[DATASET CONTENT — start]
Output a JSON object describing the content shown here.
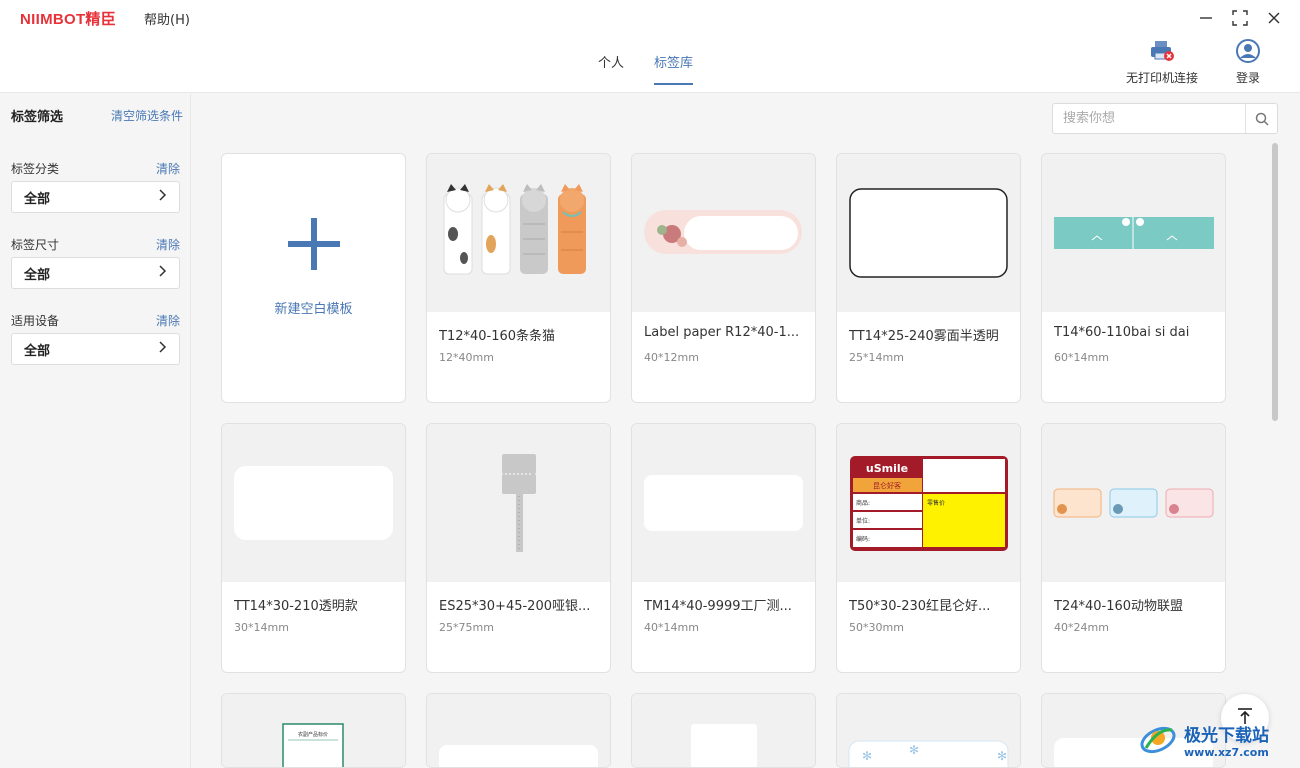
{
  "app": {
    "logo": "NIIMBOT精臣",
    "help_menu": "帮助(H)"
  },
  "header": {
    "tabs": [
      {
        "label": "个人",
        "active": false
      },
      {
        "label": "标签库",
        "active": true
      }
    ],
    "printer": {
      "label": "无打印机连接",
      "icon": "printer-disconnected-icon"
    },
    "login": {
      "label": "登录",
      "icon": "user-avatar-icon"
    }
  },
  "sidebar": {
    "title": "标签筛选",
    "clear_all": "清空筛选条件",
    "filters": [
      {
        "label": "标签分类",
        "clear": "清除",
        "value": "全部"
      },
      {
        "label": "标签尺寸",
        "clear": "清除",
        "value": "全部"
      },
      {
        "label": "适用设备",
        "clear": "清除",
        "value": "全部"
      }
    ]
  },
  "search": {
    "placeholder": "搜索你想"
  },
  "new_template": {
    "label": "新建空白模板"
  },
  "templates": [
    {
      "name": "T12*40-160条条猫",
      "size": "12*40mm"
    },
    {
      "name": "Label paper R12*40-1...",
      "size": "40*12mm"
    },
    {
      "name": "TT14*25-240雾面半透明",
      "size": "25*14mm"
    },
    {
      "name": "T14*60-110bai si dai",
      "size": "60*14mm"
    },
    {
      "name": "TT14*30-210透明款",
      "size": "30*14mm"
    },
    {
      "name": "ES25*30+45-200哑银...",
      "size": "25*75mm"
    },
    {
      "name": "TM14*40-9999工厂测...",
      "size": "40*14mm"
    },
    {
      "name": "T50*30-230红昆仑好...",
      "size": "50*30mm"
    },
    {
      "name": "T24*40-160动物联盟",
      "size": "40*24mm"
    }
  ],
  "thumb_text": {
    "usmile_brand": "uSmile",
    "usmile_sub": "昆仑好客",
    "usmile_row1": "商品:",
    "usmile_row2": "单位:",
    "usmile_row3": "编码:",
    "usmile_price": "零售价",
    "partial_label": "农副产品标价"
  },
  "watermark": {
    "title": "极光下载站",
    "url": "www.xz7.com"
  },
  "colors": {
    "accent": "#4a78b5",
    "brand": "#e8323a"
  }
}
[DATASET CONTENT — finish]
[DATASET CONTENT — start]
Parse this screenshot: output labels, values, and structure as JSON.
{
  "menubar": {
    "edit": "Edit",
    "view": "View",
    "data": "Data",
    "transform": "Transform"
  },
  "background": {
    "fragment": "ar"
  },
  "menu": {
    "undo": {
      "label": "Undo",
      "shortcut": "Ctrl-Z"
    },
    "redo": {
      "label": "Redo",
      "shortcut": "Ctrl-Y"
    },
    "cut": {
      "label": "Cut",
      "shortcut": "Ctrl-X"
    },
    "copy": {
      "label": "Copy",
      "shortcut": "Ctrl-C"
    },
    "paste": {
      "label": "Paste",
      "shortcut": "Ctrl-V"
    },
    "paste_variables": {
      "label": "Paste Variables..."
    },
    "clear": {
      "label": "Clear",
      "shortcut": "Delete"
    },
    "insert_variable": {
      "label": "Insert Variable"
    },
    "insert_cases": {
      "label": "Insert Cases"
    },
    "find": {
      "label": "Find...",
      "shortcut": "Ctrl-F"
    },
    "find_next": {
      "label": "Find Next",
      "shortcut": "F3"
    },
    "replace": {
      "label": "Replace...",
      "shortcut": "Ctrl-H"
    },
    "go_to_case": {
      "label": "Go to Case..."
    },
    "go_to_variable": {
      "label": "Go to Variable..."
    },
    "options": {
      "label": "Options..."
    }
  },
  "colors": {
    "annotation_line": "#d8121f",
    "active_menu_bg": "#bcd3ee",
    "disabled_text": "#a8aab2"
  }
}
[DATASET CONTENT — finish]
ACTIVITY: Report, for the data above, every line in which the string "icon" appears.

FINAL ANSWER:
      "icon": "printer-disconnected-icon"
      "icon": "user-avatar-icon"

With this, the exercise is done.